*** Opening PROVIDED INFORMATION ***

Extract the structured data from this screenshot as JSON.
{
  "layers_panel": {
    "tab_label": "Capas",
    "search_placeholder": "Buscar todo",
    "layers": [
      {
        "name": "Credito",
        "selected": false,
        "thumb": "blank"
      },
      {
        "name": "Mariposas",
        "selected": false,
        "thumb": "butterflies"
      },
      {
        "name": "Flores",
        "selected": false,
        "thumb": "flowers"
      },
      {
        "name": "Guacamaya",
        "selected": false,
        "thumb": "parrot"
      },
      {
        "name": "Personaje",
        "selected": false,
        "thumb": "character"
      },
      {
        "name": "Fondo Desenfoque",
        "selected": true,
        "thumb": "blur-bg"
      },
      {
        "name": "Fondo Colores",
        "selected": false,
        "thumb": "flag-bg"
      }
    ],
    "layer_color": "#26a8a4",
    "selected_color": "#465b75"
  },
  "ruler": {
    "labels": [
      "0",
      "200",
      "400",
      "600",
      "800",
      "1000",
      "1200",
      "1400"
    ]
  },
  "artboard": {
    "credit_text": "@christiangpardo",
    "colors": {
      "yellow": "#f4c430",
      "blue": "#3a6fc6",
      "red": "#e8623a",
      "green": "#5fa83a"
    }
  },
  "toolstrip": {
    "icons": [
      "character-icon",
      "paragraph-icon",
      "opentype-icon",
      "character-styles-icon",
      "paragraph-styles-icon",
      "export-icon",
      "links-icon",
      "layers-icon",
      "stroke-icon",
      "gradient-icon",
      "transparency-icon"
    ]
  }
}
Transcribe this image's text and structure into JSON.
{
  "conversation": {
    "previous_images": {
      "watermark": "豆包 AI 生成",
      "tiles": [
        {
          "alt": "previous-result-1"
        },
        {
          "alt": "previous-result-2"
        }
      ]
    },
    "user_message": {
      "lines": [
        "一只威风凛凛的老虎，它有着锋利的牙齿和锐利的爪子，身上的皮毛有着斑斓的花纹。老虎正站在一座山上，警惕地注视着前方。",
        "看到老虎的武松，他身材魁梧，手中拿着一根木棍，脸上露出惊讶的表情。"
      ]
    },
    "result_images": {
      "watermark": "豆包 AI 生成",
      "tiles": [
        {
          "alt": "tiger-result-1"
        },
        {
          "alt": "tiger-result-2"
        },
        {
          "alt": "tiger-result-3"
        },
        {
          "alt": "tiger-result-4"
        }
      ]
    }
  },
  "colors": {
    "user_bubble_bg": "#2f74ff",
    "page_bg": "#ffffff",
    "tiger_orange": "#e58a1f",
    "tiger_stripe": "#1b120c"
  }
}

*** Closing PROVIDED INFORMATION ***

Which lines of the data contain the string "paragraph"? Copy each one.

● SOLUTION TO THE PROBLEM
      "paragraph-icon",
      "paragraph-styles-icon",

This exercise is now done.